4 Causes of Family Conflict
The Signs & Symptoms of Socialization Problems in Children
Definition of Emotional Withdrawal
GABA & L-Tyrosine for Anxiety & Depression
Signs of an Abusive Husband
The Signs of Mental Abuse
- University of Illinois Counseling Center: Understanding Dysfunctional Relationship Patterns in Your Family
- Kansas State University Counseling Services: Dysfunctional Families: Recognizing and Overcoming Their Effects
- Szapocznik J, Schwartz SJ, Muir JA, Brown CH. Brief strategic family therapy: An intervention to reduce adolescent risk behavior. Couple Family Psychol. 2012;1(2):134-145. doi:10.1037/a0029002
- Lander L, Howsare J, Byrne M. The impact of substance use disorders on families and children: from theory to practice. Soc Work Public Health. 2013;28(3-4):194‐205. doi:10.1080/19371918.2013.759005
- Sukhodolsky DG, Smith SD, McCauley SA, Ibrahim K, Piasecka JB. Behavioral interventions for anger, irritability, and aggression in children and adolescents. J Child Adolesc Psychopharmacol. 2016;26(1):58‐64. doi:10.1089/cap.2015.0120
- Lander L, Howsare J, Byrne M. The impact of substance use disorders on families and children: from theory to practice.

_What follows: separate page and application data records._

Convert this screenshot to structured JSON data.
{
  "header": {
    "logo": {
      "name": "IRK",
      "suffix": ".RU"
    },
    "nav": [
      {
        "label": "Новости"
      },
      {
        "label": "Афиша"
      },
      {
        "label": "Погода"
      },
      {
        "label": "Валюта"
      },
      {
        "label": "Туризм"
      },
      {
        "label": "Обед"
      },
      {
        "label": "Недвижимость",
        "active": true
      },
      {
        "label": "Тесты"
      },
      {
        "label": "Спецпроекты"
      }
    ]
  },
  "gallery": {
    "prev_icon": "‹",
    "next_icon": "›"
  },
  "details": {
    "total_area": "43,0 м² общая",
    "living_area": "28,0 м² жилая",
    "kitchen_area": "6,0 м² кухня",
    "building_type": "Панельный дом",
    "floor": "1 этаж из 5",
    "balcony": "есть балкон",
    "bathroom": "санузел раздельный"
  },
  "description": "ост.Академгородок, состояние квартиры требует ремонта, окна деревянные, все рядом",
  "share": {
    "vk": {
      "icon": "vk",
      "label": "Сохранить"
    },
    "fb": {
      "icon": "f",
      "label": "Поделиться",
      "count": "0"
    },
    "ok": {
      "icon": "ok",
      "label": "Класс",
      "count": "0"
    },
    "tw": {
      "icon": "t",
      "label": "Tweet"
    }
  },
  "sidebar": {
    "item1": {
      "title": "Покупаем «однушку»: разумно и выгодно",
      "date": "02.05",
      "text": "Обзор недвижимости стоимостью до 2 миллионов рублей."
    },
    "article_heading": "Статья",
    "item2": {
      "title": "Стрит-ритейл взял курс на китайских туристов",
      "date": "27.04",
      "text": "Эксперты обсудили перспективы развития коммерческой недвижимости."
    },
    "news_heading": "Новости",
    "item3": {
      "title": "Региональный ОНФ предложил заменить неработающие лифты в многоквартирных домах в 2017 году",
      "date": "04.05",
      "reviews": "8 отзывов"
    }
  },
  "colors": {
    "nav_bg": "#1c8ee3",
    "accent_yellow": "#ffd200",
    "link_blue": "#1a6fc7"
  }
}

Soc Work Public Health. 2013;28(3-4):194-205. doi:10.1080/19371918.2013.759005
- Behere AP, Basnet P, Campbell P. Effects of family structure on mental health of children: A preliminary study. Indian J Psychol Med. 2017;39(4):457-463. doi:10.4103/0253-7176.211767
- Platt R, Williams SR, Ginsburg GS. Stressful life events and child anxiety: Examining parent and child mediators. Child Psychiatry Hum Dev. 2016;47(1):23-34. doi:10.1007/s10578-015-0540-4
- Kumnig M, Höfer S, Huber A, et al. Patterns of dysfunctional parenting styles and psychological disturbances in offspring. Z Psychosom Med Psychother. 2013;59(4):356-68
- Jiménez L, Hidalgo V, Baena S, León A, Lorence B. Effectiveness of structural⁻strategic family therapy in the treatment of adolescents with mental health problems and their families. Int J Environ Res Public Health. 2019;16(7) doi:10.3390/ijerph16071255
- Brown University. Dysfunctional Family Relationships. 2016.
Cindy Ell began writing professionally in 1990. A former medical librarian, she has written materials for hospitals, medical associations, the "Nashville Scene" and "Coping Magazine." She received her Bachelor of Arts in linguistics from the University of Massachusetts and her Master of Library and Information Science from Pratt Institute. She is currently a full-time freelance medical writer.